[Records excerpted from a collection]
%%
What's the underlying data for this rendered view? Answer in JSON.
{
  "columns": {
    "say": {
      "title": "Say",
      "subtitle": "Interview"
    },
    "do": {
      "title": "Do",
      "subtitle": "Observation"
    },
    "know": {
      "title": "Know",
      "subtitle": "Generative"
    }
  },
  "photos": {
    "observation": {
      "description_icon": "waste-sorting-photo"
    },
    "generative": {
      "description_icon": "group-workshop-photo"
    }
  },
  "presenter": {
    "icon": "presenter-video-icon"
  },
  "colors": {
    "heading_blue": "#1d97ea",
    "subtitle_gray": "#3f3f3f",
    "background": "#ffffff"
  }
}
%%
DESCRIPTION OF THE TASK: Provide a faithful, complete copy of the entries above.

COMPLETED EXERCISE:
What's the underlying data for this rendered view? Answer in JSON.
{
  "columns": {
    "say": {
      "title": "Say",
      "subtitle": "Interview"
    },
    "do": {
      "title": "Do",
      "subtitle": "Observation"
    },
    "know": {
      "title": "Know",
      "subtitle": "Generative"
    }
  },
  "photos": {
    "observation": {
      "description_icon": "waste-sorting-photo"
    },
    "generative": {
      "description_icon": "group-workshop-photo"
    }
  },
  "presenter": {
    "icon": "presenter-video-icon"
  },
  "colors": {
    "heading_blue": "#1d97ea",
    "subtitle_gray": "#3f3f3f",
    "background": "#ffffff"
  }
}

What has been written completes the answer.